The irony is that in its assertion saying the pause, the medical middle lastly revealed simply how few surgical procedures happen on minors — roughly 5 a 12 months, solely on sufferers 16 and older, by no means on genitals and all the time with full parental consent.
Vanderbilt has declined repeated requests for interviews, however specialists across the nation have skilled related firestorms.
“It isn’t simply that we had been frightened about getting nasty telephone calls and letters [in Arkansas]. We had been frightened about shedding our license to apply medication,” says Dr. Michele Hutchison, who tried to fend off a ban on pediatric transgender care in Arkansas final 12 months. “That is an enormous deal.”
The ban is now held up in courtroom. However Hutchison has since taken a job in a state extra pleasant to transgender look after minors. She’s the chief of pediatric endocrinology on the College of New Mexico Well being Sciences Middle.
Hutchison says her greatest concern, although, is for sufferers who would possibly hurt themselves or try hormone remedy with out medical supervision through the use of medication on the black market.
A 2019 research from Canada exhibits trans teenagers are 5 occasions extra prone to take into account suicide than their friends.
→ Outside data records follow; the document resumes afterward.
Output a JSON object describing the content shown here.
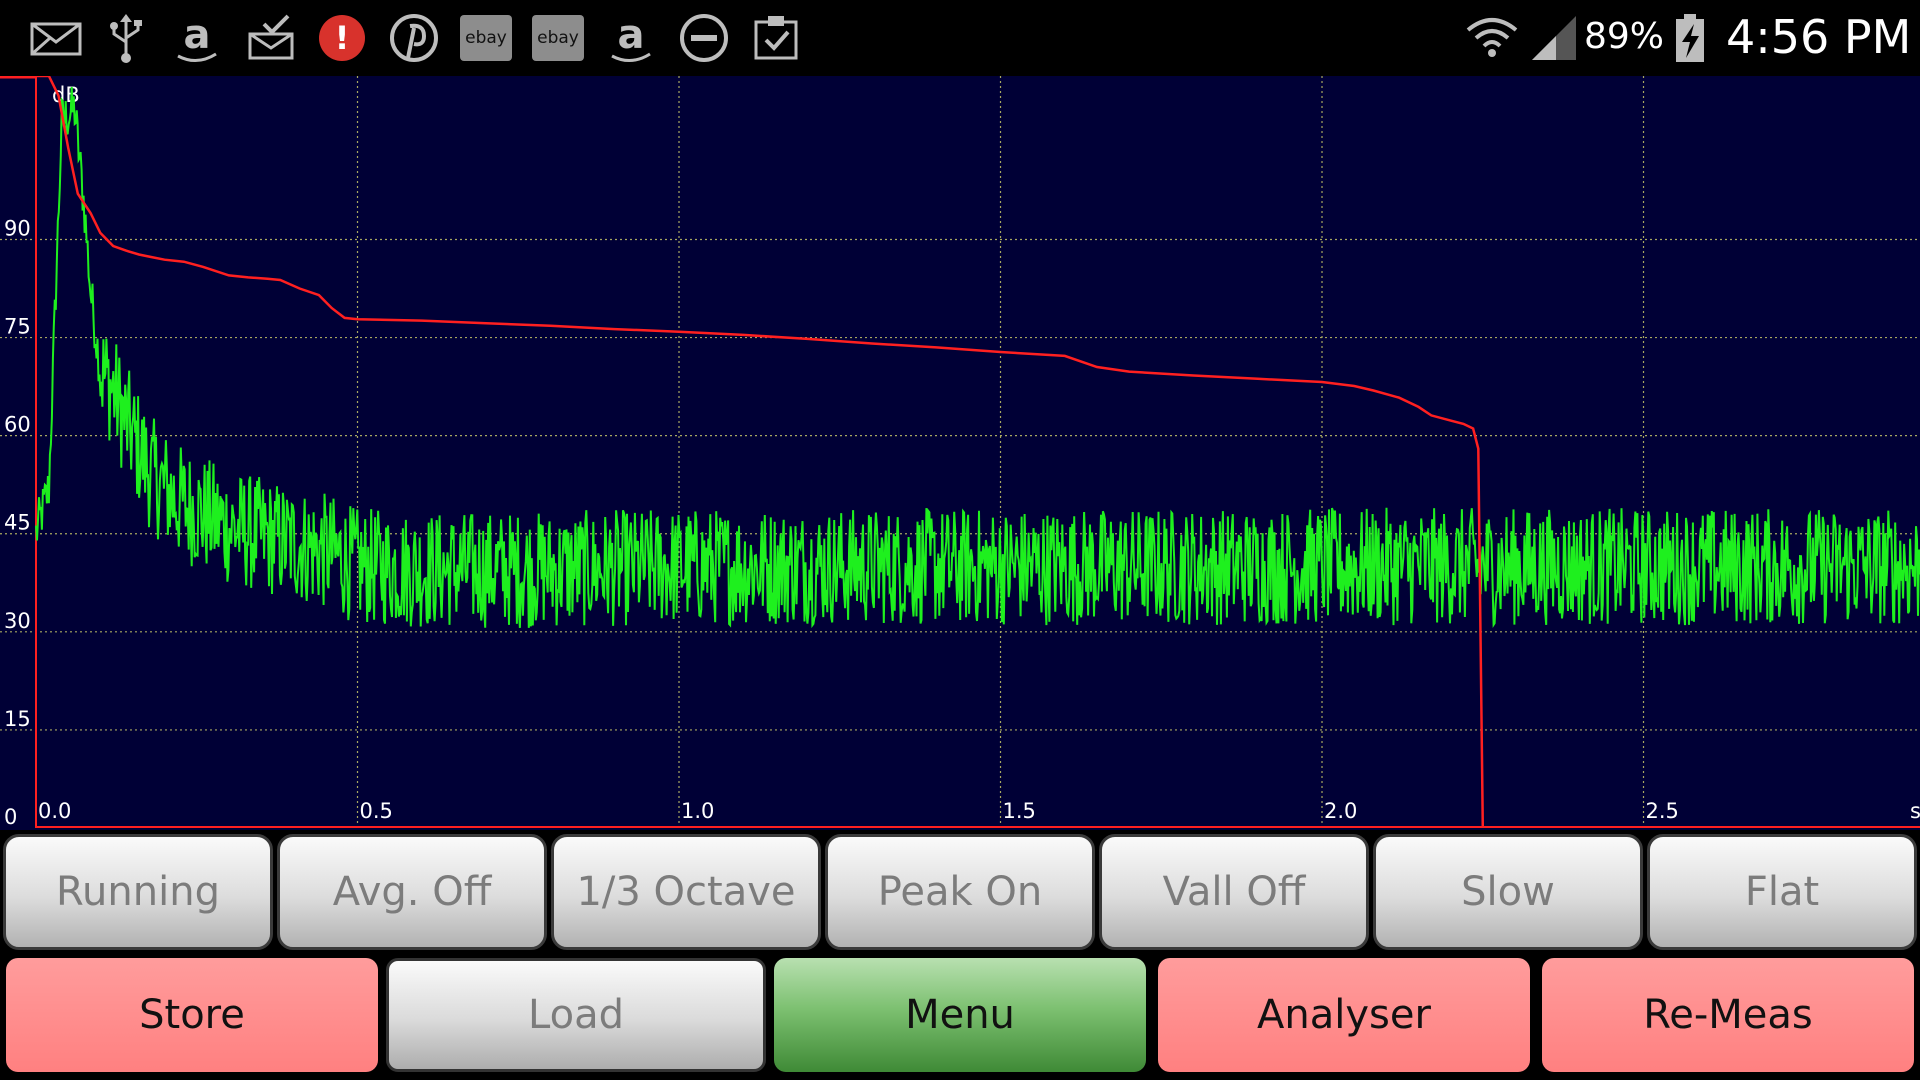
{
  "status_bar": {
    "battery_percent": "89%",
    "clock": "4:56 PM",
    "ebay_label": "ebay",
    "amazon_glyph": "a",
    "alert_glyph": "!",
    "left_icons": [
      "mail-icon",
      "usb-icon",
      "amazon-icon",
      "inbox-download-icon",
      "alert-icon",
      "pinterest-icon",
      "ebay-icon",
      "ebay-icon",
      "amazon-icon",
      "do-not-disturb-icon",
      "clipboard-check-icon"
    ],
    "right_icons": [
      "wifi-icon",
      "signal-icon",
      "battery-charging-icon"
    ]
  },
  "chart_data": {
    "type": "line",
    "ylabel": "dB",
    "xlabel": "s",
    "xlim": [
      0.0,
      2.93
    ],
    "ylim": [
      0,
      115
    ],
    "y_ticks": [
      "0",
      "15",
      "30",
      "45",
      "60",
      "75",
      "90"
    ],
    "y_tick_values": [
      0,
      15,
      30,
      45,
      60,
      75,
      90
    ],
    "x_ticks": [
      "0.0",
      "0.5",
      "1.0",
      "1.5",
      "2.0",
      "2.5"
    ],
    "x_tick_values": [
      0.0,
      0.5,
      1.0,
      1.5,
      2.0,
      2.5
    ],
    "grid": true,
    "background": "#000036",
    "series": [
      {
        "color": "#ff2020",
        "x": [
          0.0,
          0.012,
          0.02,
          0.035,
          0.05,
          0.065,
          0.085,
          0.1,
          0.12,
          0.14,
          0.16,
          0.18,
          0.2,
          0.23,
          0.26,
          0.3,
          0.33,
          0.36,
          0.38,
          0.41,
          0.44,
          0.46,
          0.48,
          0.5,
          0.6,
          0.7,
          0.8,
          0.9,
          1.0,
          1.1,
          1.2,
          1.3,
          1.4,
          1.5,
          1.6,
          1.65,
          1.7,
          1.8,
          1.9,
          2.0,
          2.05,
          2.08,
          2.12,
          2.15,
          2.17,
          2.2,
          2.22,
          2.235,
          2.243,
          2.25
        ],
        "y": [
          115,
          115,
          115,
          112,
          104,
          97,
          94,
          91,
          89,
          88.3,
          87.7,
          87.3,
          86.9,
          86.6,
          85.8,
          84.5,
          84.2,
          84,
          83.8,
          82.5,
          81.5,
          79.5,
          78,
          77.8,
          77.6,
          77.2,
          76.8,
          76.3,
          75.9,
          75.4,
          74.8,
          74.1,
          73.5,
          72.8,
          72.2,
          70.5,
          69.8,
          69.2,
          68.7,
          68.2,
          67.6,
          66.9,
          65.8,
          64.4,
          63.1,
          62.3,
          61.8,
          61.1,
          58,
          0
        ]
      },
      {
        "color": "#1ef01e",
        "x": [
          0.0,
          0.02,
          0.04,
          0.06,
          0.075,
          0.085,
          0.1,
          0.12,
          0.14,
          0.16,
          0.18,
          0.2,
          0.22,
          0.24,
          0.26,
          0.28,
          0.3,
          0.32,
          0.34,
          0.36,
          0.38,
          0.4,
          0.42,
          0.44,
          0.46,
          0.48,
          0.5,
          0.6,
          0.8,
          1.0,
          1.2,
          1.4,
          1.6,
          1.8,
          2.0,
          2.2,
          2.4,
          2.6,
          2.8,
          2.93
        ],
        "y": [
          45,
          52,
          108,
          110,
          95,
          82,
          70,
          67,
          62,
          58,
          54,
          52,
          50,
          49,
          48,
          47,
          46,
          45.5,
          45,
          44.5,
          44,
          43.5,
          43,
          42.5,
          42,
          41,
          40,
          39.5,
          39.5,
          40,
          40,
          40,
          40,
          40,
          40,
          40,
          40,
          40,
          40,
          40
        ]
      }
    ]
  },
  "row1": [
    "Running",
    "Avg. Off",
    "1/3 Octave",
    "Peak On",
    "Vall Off",
    "Slow",
    "Flat"
  ],
  "row2": [
    "Store",
    "Load",
    "Menu",
    "Analyser",
    "Re-Meas"
  ]
}
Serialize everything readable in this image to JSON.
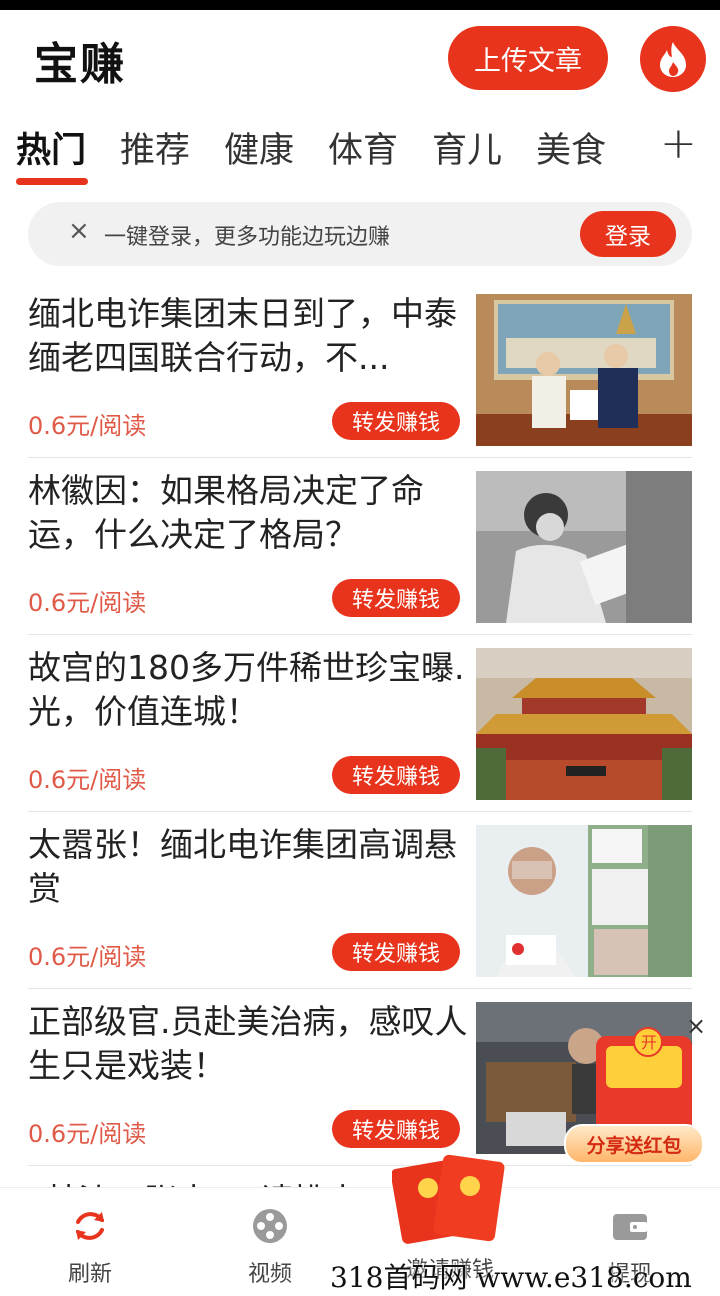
{
  "app": {
    "title": "宝赚",
    "upload_label": "上传文章",
    "accent": "#e8341c"
  },
  "tabs": [
    {
      "label": "热门",
      "active": true
    },
    {
      "label": "推荐"
    },
    {
      "label": "健康"
    },
    {
      "label": "体育"
    },
    {
      "label": "育儿"
    },
    {
      "label": "美食"
    }
  ],
  "tab_add": "+",
  "login_banner": {
    "close": "×",
    "text": "一键登录，更多功能边玩边赚",
    "button": "登录"
  },
  "feed": [
    {
      "title": "缅北电诈集团末日到了，中泰缅老四国联合行动，不...",
      "price": "0.6元/阅读",
      "share": "转发赚钱"
    },
    {
      "title": "林徽因：如果格局决定了命运，什么决定了格局？",
      "price": "0.6元/阅读",
      "share": "转发赚钱"
    },
    {
      "title": "故宫的180多万件稀世珍宝曝.光，价值连城！",
      "price": "0.6元/阅读",
      "share": "转发赚钱"
    },
    {
      "title": "太嚣张！缅北电诈集团高调悬赏",
      "price": "0.6元/阅读",
      "share": "转发赚钱"
    },
    {
      "title": "正部级官.员赴美治病，感叹人生只是戏装！",
      "price": "0.6元/阅读",
      "share": "转发赚钱"
    }
  ],
  "feed_peek_title": "“林沙…张大…”请挑出?",
  "ad": {
    "label": "分享送红包",
    "close": "×",
    "badge": "开"
  },
  "bottom_nav": [
    {
      "label": "刷新",
      "icon": "refresh-icon",
      "active": true
    },
    {
      "label": "视频",
      "icon": "film-reel-icon"
    },
    {
      "label": "邀请赚钱",
      "icon": "red-envelope-icon"
    },
    {
      "label": "提现",
      "icon": "wallet-icon"
    }
  ],
  "watermark": "318首码网 www.e318.com"
}
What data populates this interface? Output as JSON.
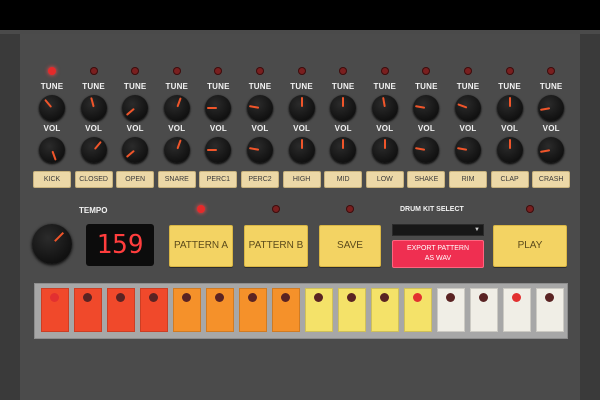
{
  "colors": {
    "panel": "#4b4b4b",
    "accent_red": "#e52a2a",
    "knob_indicator": "#f0552a",
    "button_yellow": "#f3d363",
    "export_red": "#ef2f51"
  },
  "channels": [
    {
      "name": "KICK",
      "tune_label": "TUNE",
      "vol_label": "VOL",
      "led_on": true,
      "tune_angle": -40,
      "vol_angle": 160
    },
    {
      "name": "CLOSED",
      "tune_label": "TUNE",
      "vol_label": "VOL",
      "led_on": false,
      "tune_angle": -15,
      "vol_angle": 40
    },
    {
      "name": "OPEN",
      "tune_label": "TUNE",
      "vol_label": "VOL",
      "led_on": false,
      "tune_angle": -130,
      "vol_angle": -130
    },
    {
      "name": "SNARE",
      "tune_label": "TUNE",
      "vol_label": "VOL",
      "led_on": false,
      "tune_angle": 20,
      "vol_angle": 20
    },
    {
      "name": "PERC1",
      "tune_label": "TUNE",
      "vol_label": "VOL",
      "led_on": false,
      "tune_angle": -90,
      "vol_angle": -90
    },
    {
      "name": "PERC2",
      "tune_label": "TUNE",
      "vol_label": "VOL",
      "led_on": false,
      "tune_angle": -80,
      "vol_angle": -80
    },
    {
      "name": "HIGH",
      "tune_label": "TUNE",
      "vol_label": "VOL",
      "led_on": false,
      "tune_angle": 0,
      "vol_angle": 0
    },
    {
      "name": "MID",
      "tune_label": "TUNE",
      "vol_label": "VOL",
      "led_on": false,
      "tune_angle": 0,
      "vol_angle": 0
    },
    {
      "name": "LOW",
      "tune_label": "TUNE",
      "vol_label": "VOL",
      "led_on": false,
      "tune_angle": -10,
      "vol_angle": 0
    },
    {
      "name": "SHAKE",
      "tune_label": "TUNE",
      "vol_label": "VOL",
      "led_on": false,
      "tune_angle": -80,
      "vol_angle": -80
    },
    {
      "name": "RIM",
      "tune_label": "TUNE",
      "vol_label": "VOL",
      "led_on": false,
      "tune_angle": -70,
      "vol_angle": -80
    },
    {
      "name": "CLAP",
      "tune_label": "TUNE",
      "vol_label": "VOL",
      "led_on": false,
      "tune_angle": 0,
      "vol_angle": 0
    },
    {
      "name": "CRASH",
      "tune_label": "TUNE",
      "vol_label": "VOL",
      "led_on": false,
      "tune_angle": -100,
      "vol_angle": -100
    }
  ],
  "tempo": {
    "label": "TEMPO",
    "value": "159"
  },
  "buttons": {
    "pattern_a": "PATTERN A",
    "pattern_b": "PATTERN B",
    "save": "SAVE",
    "play": "PLAY"
  },
  "button_leds": {
    "pattern_a_on": true,
    "pattern_b_on": false,
    "save_on": false,
    "play_on": false
  },
  "drum_kit": {
    "label": "DRUM KIT SELECT",
    "selected": ""
  },
  "export": {
    "line1": "EXPORT PATTERN",
    "line2": "AS WAV"
  },
  "steps": [
    {
      "color": "#f0492b",
      "dot_on": true
    },
    {
      "color": "#f0492b",
      "dot_on": false
    },
    {
      "color": "#f0492b",
      "dot_on": false
    },
    {
      "color": "#f0492b",
      "dot_on": false
    },
    {
      "color": "#f5912a",
      "dot_on": false
    },
    {
      "color": "#f5912a",
      "dot_on": false
    },
    {
      "color": "#f5912a",
      "dot_on": false
    },
    {
      "color": "#f5912a",
      "dot_on": false
    },
    {
      "color": "#f4e269",
      "dot_on": false
    },
    {
      "color": "#f4e269",
      "dot_on": false
    },
    {
      "color": "#f4e269",
      "dot_on": false
    },
    {
      "color": "#f4e269",
      "dot_on": true
    },
    {
      "color": "#f0eee6",
      "dot_on": false
    },
    {
      "color": "#f0eee6",
      "dot_on": false
    },
    {
      "color": "#f0eee6",
      "dot_on": true
    },
    {
      "color": "#f0eee6",
      "dot_on": false
    }
  ]
}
In Tennessee, opponents of trans look after minors have overtly solid doubt on these statistics as they name for clinics like Vanderbilt’s to close down.
The well being and security of teenagers can be the principle fear for fogeys like Elizabeth since Tennessee lawmakers are vowing to ban gender-affirming surgical procedures for minors and should revisit restrictions on hormone remedy much like different states.
As youngsters are typically, Adams is able to get going, although he acknowledges his mind continues to be creating, which might make it arduous to completely course of long-term penalties.
“If I might select to not be trans, I in all probability would,” Adams says. “Everybody’s similar to, ‘oh, nicely, why do not you simply be a lady once more?’ I went via that section earlier than, a few years in the past. It was the worst 12 months of my life.”